*ACTIVITY*: Some lines below may hold the string "title". Count them and give only the total.

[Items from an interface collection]
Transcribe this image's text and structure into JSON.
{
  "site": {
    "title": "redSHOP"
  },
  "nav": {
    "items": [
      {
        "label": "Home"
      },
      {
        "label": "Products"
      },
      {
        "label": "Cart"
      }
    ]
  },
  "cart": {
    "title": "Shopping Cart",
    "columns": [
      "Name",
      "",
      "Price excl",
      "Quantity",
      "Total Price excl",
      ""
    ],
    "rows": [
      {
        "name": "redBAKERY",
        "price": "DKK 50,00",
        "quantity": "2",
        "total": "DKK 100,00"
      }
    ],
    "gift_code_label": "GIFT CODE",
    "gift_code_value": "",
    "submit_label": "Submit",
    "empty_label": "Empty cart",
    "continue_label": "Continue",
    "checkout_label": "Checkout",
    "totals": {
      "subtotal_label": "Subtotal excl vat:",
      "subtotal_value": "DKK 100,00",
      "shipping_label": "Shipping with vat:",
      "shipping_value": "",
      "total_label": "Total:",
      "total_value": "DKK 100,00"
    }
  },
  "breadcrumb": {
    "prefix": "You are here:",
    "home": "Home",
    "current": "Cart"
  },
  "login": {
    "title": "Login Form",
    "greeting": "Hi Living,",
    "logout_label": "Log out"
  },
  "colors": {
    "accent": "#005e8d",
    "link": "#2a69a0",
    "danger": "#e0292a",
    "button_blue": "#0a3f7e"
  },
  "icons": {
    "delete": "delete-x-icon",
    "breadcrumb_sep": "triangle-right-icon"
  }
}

*OUTPUT*: 3